Like "The Stepford Wives," this new comedy isa mess at the screenplay level. It changes mood, direction and (like "Wives")the rules of its own reality in every other scene. The plot is sloppy andstructurally unsound. Fictional characters from the original "Bewitched"come to life in single scenes for no explored reason ("The Daily Show's"Steve Carell is bloody awful as queeny Uncle Arthur) -- and this happenseven though the bulk of the meta-cinema plot takes place in real-worldHollywood. You see, Kidman plays an actual witch who becomes an actressand gets cast as TV sorceress Samantha Stevens in a network remake of thetitular 1960s sitcom.
Continue reading: Bewitched Review
Sandra Bullock isn't doing her underappreciated talentany favors by appearing in "Miss Congeniality 2: Armed & Fabulous,"a relentlessly dim-witted sequel to her 2000 hit about a tomboy FBI agentgoing undercover at a beauty pageant.
The first "MissCongeniality" was itself so hackneyed thatthe actress's Lucille-Ball-like gift for guffaws was just about its onlysaving grace, and the same fate befalls her here. Bullock's delivery ofa few choice one-liners is the sole source of laughs in this clunker, andit's amazing to see her pull them off when her character has, without explanation,turned into a vapid, shallow, egocentric Barbie doll nitwit after becomingan implausible spokesmodel for the FBI.

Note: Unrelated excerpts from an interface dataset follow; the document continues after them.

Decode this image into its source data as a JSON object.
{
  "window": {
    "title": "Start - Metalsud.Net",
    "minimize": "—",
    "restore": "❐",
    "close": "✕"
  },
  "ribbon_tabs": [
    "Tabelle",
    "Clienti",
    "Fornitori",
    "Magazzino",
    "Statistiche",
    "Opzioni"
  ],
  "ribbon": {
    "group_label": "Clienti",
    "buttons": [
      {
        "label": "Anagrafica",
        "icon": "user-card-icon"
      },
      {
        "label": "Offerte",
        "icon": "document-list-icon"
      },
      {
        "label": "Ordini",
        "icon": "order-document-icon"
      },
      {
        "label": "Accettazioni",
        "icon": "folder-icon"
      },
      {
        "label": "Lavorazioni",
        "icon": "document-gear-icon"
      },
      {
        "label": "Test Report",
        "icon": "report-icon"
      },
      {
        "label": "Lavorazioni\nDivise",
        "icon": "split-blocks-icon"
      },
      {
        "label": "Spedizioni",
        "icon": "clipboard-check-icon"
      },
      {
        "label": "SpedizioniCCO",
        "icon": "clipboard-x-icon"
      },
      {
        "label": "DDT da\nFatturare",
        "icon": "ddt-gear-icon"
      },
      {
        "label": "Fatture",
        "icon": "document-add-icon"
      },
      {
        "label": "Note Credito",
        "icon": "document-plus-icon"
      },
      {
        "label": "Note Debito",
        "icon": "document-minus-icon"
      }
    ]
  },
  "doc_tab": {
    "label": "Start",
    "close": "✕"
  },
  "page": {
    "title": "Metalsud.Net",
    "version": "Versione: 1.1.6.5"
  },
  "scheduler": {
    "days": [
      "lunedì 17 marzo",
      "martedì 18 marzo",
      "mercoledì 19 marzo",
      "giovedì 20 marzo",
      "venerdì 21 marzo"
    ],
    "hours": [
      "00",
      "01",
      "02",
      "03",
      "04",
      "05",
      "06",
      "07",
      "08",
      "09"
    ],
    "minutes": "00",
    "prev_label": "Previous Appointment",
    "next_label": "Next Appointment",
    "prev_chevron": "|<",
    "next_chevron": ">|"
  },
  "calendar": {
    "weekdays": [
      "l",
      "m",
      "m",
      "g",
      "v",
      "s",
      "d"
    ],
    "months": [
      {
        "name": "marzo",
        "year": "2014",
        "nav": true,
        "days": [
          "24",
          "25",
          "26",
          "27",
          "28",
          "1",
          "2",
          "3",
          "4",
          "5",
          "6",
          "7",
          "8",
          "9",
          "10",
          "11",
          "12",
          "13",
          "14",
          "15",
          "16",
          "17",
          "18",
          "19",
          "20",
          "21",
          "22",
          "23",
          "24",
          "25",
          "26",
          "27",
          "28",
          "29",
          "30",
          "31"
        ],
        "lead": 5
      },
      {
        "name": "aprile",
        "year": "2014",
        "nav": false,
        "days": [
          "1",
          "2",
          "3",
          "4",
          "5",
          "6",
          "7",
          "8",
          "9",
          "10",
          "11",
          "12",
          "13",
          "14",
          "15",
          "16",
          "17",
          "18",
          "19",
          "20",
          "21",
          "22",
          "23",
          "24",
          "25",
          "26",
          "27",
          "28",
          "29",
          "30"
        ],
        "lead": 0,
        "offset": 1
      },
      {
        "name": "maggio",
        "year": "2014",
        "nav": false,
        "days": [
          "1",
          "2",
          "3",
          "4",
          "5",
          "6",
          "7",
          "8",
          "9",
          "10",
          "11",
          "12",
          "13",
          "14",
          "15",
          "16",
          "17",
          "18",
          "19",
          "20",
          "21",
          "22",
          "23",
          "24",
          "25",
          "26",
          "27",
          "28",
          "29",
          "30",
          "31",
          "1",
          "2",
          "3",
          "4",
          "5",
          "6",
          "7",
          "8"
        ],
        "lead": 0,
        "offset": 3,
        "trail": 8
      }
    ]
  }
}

It seems after her exposure at the Miss United States beautypageant in the first picture, the bureau decided she could best serve hercountry by being tarted up literally in satin and bows, and paraded aroundon a waving-and-smiling publicity tour of talk shows and personal appearances.
Continue reading: Miss Congeniality 2: Armed & Fabulous Review
The very fact that the trailers and commercials for "Two Weeks Notice" feature Sandra Bullock blushing with allegedly comedic embarrassment as she answers her cell phone during a wedding should serve as a mammoth red flag for the shallowness and unoriginality of this cookie-cutter romantic comedy.
That hackneyed and humdrum joke feels 20 years older than the technology it depends on -- and it's still the freshest gag in the superficial, hand-me-down script of writer-director Marc Lawrence.
Bullock plays a community activist lawyer -- a frumpy but desirable granola babe with a one-dimensional passion for preserving historical buildings in her native Brooklyn. Hugh Grant plays the oil to her water -- a charming, bumbling billionaire in charge of a development conglomerate that knocks down historical landmarks to build skyscrapers.
Continue reading: Two Weeks Notice Review
If the whole crew that made "Miss Congeniality" -- writer, director, stars, everybody -- were to get together for another movie, one with a less idiotic plot than a tomboy FBI agent going undercover at a beauty pageant, I'd be gung ho to see it.
The level of talent and the amount of good humor that goes to waste in this gimmicky, so-stupid-it-stops-being-funny star vehicle is phenomenal.
Sandra Bullock is said star, and her screwball (bordering on Lucille Ball) performance as a clodhopping, quarrelsome, graceless lout of a foible-prone FBI agent would be comic gold if the boat anchor of a story weren't dragging it down.
Continue reading: Miss Congeniality Review
Terrell Tompkins and his team of officers are corrupt, finding ways to embellish their wage has turned into a habit that's about to land them in a...
Photographer Kevin Wells came to the rescue with his Ford Focus after the rappers were left stranded thanks to a taxi mix-up.